Still I have a soft spot for his later, more celebrated records on his own Intangible Records & Soundworks stable including his remix of KDJ’s ‘Emotional Content’ plus his ubiquitous ‘Love’s Got Me High’ in both its original form (which was a tribute to Detroit DJ legend Ken Collier) and my favourite the ‘Blunted Street Soul Mix’ – Thunder matriarch Miles dropped this early doors at one Thunder do and it sounded ace proper warm up weapon! As these ones more popular you don’t need youtube vids of these but if you ain’t heard any of them sort it out… Terrence has actually reactivated the label again so you never know you if dusty fingers ain’t your thing and your prefer online ogling and Discogs diggin’ then watch out there may be some repress action on the horizon… On a new tip Terrence dropped his ‘Life On The Back 9’ LP on Planet E earlier this year to great acclaim – shouts to Keith Worthy who at Thunder earlier this year dropped the Carl Craig remix of ‘Saved Forever’ sounded ridiculous…

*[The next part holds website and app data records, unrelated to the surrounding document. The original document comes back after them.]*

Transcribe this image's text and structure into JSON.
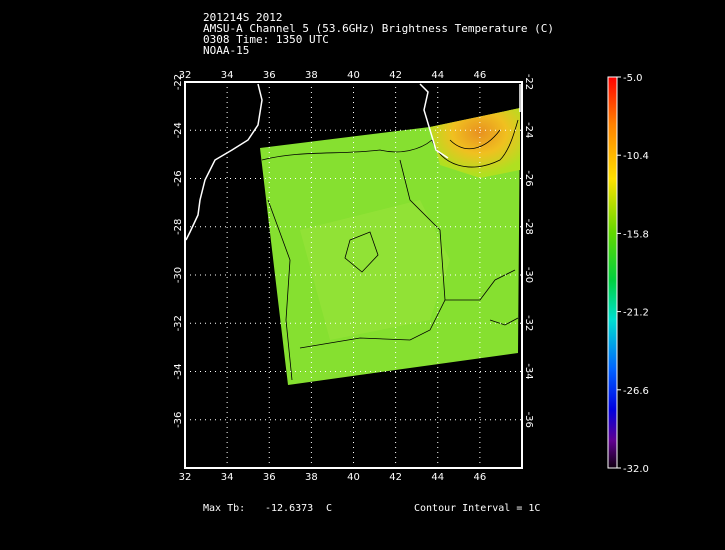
{
  "header": {
    "line1": "201214S 2012",
    "line2": "AMSU-A Channel 5 (53.6GHz) Brightness Temperature (C)",
    "line3": "0308 Time: 1350 UTC",
    "line4": "NOAA-15"
  },
  "footer": {
    "max_label": "Max Tb:",
    "max_value": "-12.6373",
    "max_unit": "C",
    "contour": "Contour Interval = 1C"
  },
  "chart_data": {
    "type": "heatmap",
    "title": "AMSU-A Channel 5 (53.6GHz) Brightness Temperature (C)",
    "x_ticks": [
      "32",
      "34",
      "36",
      "38",
      "40",
      "42",
      "44",
      "46"
    ],
    "y_ticks": [
      "-22",
      "-24",
      "-26",
      "-28",
      "-30",
      "-32",
      "-34",
      "-36"
    ],
    "xlim": [
      32,
      48
    ],
    "ylim": [
      -38,
      -22
    ],
    "colorbar": {
      "ticks": [
        "-5.0",
        "-10.4",
        "-15.8",
        "-21.2",
        "-26.6",
        "-32.0"
      ],
      "range": [
        -32,
        -5
      ],
      "colors": [
        "#ff0000",
        "#ff8000",
        "#ffe000",
        "#80e000",
        "#00d000",
        "#00e0c0",
        "#0080ff",
        "#0000ff",
        "#6000a0",
        "#200020"
      ]
    },
    "max_tb": -12.6373,
    "contour_interval": 1,
    "grid": true,
    "fill_colors": {
      "swath": "#80e030",
      "warm": "#e8a020"
    }
  }
}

I could do a Thesis on Terrence so gonna leave him there and move on to the unheralded Chris Shivers. Hardly known to most outside of the hardcore house enthusiast elite, Chris only released a handful of records that have gone on to become proper house Holy Grails. His production style has an ethereal quality to them including his shimmering contributions to Terrence’s Intangible Records & Soundworks label including ‘Do Right’ and ‘Care’ which samples the classic Davina vox off Mad Mike’s ‘Don’t You Want It’ – pitching the vocal down to create a sultry slow burner watch out reissue incoming... His hard to find and collectable ‘Double Pack EP’ on Serious Grooves also features the glistening ‘Alive’ which is a pure slice of house heaven and one for the more discernible dancefloors – check ‘em all out here…

Another Terrence Parker and Chris Shivers co-production that is criminally uncelebrated is their EP under their ‘Tralopscinor’ guise on Terrence’s Intangible Records & Soundworks subsidiary Makin’ Madd Records. Both tracks on this EP – ‘Always Did, Always Will’ & ‘Shadow (Standing In The Corner)’ – are majestic motor city productions that though more Detroit influenced have their distinctive production ingenuity that is synonymous with their earlier records.

They perfectly ties in with this week’s House Hunting find… This Polartronics record is a house/techno hybrid that just builds and builds with glacial keys, shivering synths and killer bassline complete with lashings of an electronic ‘hunting whip’ coming into play – proper peak time madd phlavor… Though this and the Tralopscinor records go for ridiculous £££’s my house hunting other half Tomi who is partial to a reissue (he’s still learning…) made me aware of a recent release by Dutch tastemakers Dekmantel who reissued the instrumental version of ‘The Deep’ by Polartronics plus the Tralopscinor joint ‘Always Did, Always Will’ so worth coppin’ as they’ll be record bag mainstays. Anyway I’ll leave you to marvel with both versions of ‘The Deep’ – my label on the record is light blue wonder if its warehouse fade or limited edition answers on a postcard…

 

heart

Enjoy this article? Want more?

You can support Ransom Note and independent journalism through our Patreon campaign now.

Become a friend of Ransom Note

COMMENTS